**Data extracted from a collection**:
[Start of Attachment]

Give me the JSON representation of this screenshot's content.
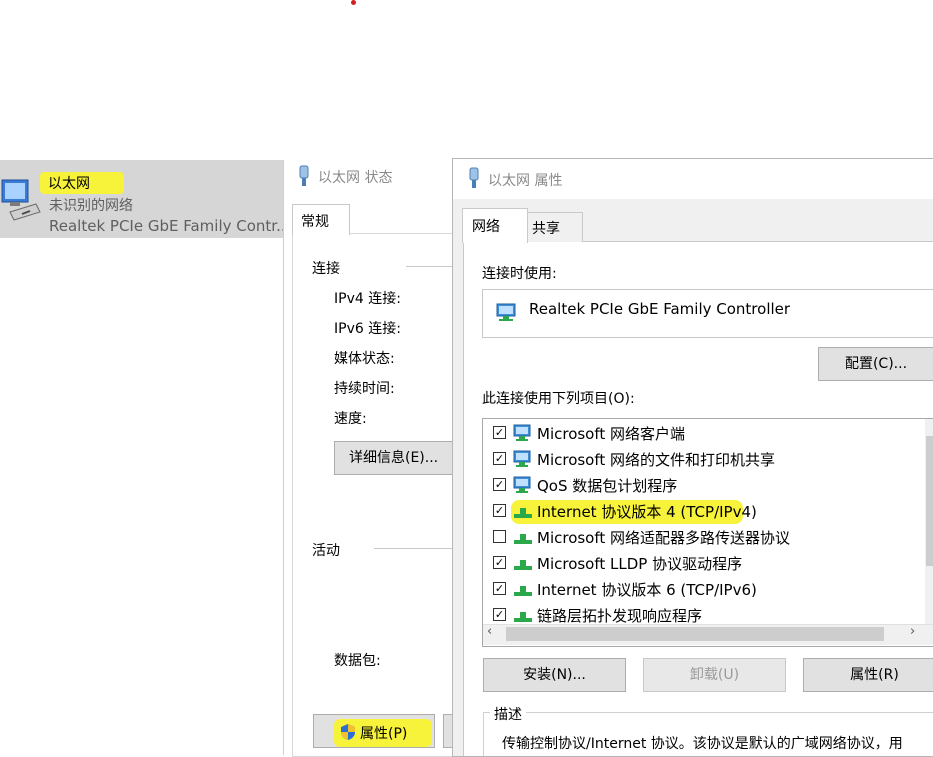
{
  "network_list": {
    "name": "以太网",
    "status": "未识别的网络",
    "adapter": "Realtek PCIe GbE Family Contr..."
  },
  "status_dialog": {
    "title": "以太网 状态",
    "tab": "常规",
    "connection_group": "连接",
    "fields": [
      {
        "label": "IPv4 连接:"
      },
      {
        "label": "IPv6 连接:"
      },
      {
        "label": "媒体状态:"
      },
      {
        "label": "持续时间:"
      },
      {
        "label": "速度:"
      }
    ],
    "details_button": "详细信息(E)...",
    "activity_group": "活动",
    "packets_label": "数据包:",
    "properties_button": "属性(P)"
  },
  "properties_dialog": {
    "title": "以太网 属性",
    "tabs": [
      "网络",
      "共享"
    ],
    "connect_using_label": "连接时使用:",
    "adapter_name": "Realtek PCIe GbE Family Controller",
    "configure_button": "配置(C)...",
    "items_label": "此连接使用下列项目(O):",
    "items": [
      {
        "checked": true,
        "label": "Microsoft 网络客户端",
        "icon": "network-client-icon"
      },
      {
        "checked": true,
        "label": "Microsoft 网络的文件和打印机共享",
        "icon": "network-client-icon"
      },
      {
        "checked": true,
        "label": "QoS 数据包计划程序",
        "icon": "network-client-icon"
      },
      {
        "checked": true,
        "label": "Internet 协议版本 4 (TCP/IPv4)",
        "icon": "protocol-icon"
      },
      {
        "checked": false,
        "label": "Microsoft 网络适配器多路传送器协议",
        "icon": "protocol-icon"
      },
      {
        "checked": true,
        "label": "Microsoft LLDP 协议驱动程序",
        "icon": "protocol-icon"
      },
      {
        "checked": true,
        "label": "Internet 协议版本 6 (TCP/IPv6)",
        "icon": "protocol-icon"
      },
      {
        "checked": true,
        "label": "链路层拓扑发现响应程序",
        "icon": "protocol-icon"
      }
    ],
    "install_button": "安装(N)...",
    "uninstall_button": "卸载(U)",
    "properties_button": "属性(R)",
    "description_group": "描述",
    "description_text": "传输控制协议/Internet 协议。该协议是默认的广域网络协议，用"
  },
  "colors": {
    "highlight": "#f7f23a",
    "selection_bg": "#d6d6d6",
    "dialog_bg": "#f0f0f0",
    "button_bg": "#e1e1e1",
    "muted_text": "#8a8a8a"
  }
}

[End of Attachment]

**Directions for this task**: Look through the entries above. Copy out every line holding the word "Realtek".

**Exercise answer**:
    "adapter": "Realtek PCIe GbE Family Contr..."
    "adapter_name": "Realtek PCIe GbE Family Controller",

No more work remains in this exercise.